WHAT THE EXERCISE ASKS » Below are some entries. Copy each line that holds the string "Nebelmark".

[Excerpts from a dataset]

##########

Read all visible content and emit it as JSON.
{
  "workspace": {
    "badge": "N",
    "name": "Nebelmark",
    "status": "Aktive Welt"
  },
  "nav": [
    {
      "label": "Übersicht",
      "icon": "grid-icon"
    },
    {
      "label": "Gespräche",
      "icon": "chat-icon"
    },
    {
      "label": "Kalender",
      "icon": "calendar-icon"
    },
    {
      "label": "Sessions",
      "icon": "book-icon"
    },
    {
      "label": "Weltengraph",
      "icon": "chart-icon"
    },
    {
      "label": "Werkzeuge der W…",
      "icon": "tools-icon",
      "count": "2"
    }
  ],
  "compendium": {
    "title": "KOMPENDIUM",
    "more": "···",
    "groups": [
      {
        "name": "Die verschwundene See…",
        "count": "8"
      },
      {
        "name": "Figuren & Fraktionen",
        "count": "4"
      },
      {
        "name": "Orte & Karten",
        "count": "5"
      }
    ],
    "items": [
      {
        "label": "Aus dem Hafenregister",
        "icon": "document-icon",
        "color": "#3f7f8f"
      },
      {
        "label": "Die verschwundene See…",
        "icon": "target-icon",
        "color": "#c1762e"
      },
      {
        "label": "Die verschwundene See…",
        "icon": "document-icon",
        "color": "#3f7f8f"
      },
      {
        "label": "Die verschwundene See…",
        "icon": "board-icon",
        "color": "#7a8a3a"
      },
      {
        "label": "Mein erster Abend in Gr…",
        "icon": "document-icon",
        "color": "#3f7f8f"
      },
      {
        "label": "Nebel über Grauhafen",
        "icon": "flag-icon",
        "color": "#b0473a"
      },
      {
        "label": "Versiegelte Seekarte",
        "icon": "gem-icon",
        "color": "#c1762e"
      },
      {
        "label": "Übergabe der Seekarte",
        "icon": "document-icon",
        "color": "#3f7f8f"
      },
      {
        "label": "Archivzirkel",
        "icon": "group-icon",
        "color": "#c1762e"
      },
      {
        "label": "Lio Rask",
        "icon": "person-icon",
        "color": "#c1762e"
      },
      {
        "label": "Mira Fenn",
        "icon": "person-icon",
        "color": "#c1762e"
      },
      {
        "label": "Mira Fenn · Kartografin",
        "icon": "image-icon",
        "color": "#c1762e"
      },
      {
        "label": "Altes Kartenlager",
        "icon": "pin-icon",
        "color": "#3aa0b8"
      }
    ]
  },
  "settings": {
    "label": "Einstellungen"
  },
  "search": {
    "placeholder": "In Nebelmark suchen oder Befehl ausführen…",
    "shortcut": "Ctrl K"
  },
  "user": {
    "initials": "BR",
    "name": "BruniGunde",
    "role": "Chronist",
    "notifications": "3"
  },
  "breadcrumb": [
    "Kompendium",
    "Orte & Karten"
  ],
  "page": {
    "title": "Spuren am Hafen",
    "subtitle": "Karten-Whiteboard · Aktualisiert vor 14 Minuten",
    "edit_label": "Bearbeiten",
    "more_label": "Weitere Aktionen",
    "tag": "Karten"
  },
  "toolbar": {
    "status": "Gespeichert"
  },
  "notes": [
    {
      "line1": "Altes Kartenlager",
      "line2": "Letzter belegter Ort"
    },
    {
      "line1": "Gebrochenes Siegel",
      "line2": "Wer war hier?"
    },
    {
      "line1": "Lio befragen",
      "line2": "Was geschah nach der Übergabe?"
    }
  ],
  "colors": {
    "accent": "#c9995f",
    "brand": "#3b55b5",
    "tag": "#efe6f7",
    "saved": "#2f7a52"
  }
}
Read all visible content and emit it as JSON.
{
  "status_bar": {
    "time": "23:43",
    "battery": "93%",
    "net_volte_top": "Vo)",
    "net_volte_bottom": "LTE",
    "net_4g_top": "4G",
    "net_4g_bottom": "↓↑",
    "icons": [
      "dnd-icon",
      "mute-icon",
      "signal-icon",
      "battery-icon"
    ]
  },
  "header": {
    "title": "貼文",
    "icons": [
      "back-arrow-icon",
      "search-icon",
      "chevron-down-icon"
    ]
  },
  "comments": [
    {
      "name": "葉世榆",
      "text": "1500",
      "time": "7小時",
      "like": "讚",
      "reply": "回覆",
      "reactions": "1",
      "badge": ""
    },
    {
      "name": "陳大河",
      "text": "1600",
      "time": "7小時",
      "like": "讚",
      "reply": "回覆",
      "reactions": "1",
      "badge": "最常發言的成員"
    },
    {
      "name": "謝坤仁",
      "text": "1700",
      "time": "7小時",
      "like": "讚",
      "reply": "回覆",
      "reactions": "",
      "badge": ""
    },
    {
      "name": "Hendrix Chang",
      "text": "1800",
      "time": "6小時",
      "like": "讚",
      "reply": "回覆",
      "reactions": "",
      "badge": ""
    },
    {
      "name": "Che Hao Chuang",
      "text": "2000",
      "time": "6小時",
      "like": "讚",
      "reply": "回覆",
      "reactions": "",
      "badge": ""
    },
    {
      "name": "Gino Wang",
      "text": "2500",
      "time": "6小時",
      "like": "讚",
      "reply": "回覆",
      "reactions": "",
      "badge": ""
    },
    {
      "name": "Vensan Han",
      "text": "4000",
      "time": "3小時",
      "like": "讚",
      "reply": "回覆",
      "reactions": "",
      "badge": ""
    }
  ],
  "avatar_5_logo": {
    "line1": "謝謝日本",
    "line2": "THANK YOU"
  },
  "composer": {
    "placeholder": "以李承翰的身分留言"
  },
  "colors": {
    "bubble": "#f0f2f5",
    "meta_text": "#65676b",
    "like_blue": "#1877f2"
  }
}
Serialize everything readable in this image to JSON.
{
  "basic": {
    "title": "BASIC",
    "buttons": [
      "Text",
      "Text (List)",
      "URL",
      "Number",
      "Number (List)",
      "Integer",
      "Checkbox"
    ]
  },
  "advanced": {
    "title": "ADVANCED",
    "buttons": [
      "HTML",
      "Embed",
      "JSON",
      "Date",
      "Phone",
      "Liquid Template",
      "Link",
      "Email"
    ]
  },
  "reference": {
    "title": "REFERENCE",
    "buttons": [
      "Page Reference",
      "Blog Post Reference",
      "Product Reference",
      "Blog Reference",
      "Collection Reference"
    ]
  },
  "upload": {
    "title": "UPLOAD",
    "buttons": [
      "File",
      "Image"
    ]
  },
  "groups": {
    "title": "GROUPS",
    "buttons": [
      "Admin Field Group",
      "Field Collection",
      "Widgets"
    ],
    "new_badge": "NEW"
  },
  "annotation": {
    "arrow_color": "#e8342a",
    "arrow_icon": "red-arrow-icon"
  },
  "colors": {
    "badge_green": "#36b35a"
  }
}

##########

WRITTEN RESPONSE »
    "name": "Nebelmark",
    "placeholder": "In Nebelmark suchen oder Befehl ausführen…",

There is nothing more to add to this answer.